◆ **Collection entries**
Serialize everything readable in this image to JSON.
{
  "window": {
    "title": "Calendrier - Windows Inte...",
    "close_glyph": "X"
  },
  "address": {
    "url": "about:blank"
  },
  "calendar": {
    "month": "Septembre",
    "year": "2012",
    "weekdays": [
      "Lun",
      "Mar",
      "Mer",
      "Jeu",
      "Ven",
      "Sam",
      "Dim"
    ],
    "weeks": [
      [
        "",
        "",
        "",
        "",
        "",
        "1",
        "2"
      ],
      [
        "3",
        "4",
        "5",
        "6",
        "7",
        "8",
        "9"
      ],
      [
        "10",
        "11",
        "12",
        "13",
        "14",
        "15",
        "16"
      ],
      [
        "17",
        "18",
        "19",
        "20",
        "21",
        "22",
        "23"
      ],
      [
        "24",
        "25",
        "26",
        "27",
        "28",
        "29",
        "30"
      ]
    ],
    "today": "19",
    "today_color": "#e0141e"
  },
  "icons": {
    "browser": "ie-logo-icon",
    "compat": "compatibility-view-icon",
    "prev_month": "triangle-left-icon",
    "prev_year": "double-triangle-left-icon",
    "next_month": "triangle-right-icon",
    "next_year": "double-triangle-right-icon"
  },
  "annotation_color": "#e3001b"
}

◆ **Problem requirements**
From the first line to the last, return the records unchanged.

◆ **Result**
Serialize everything readable in this image to JSON.
{
  "window": {
    "title": "Calendrier - Windows Inte...",
    "close_glyph": "X"
  },
  "address": {
    "url": "about:blank"
  },
  "calendar": {
    "month": "Septembre",
    "year": "2012",
    "weekdays": [
      "Lun",
      "Mar",
      "Mer",
      "Jeu",
      "Ven",
      "Sam",
      "Dim"
    ],
    "weeks": [
      [
        "",
        "",
        "",
        "",
        "",
        "1",
        "2"
      ],
      [
        "3",
        "4",
        "5",
        "6",
        "7",
        "8",
        "9"
      ],
      [
        "10",
        "11",
        "12",
        "13",
        "14",
        "15",
        "16"
      ],
      [
        "17",
        "18",
        "19",
        "20",
        "21",
        "22",
        "23"
      ],
      [
        "24",
        "25",
        "26",
        "27",
        "28",
        "29",
        "30"
      ]
    ],
    "today": "19",
    "today_color": "#e0141e"
  },
  "icons": {
    "browser": "ie-logo-icon",
    "compat": "compatibility-view-icon",
    "prev_month": "triangle-left-icon",
    "prev_year": "double-triangle-left-icon",
    "next_month": "triangle-right-icon",
    "next_year": "double-triangle-right-icon"
  },
  "annotation_color": "#e3001b"
}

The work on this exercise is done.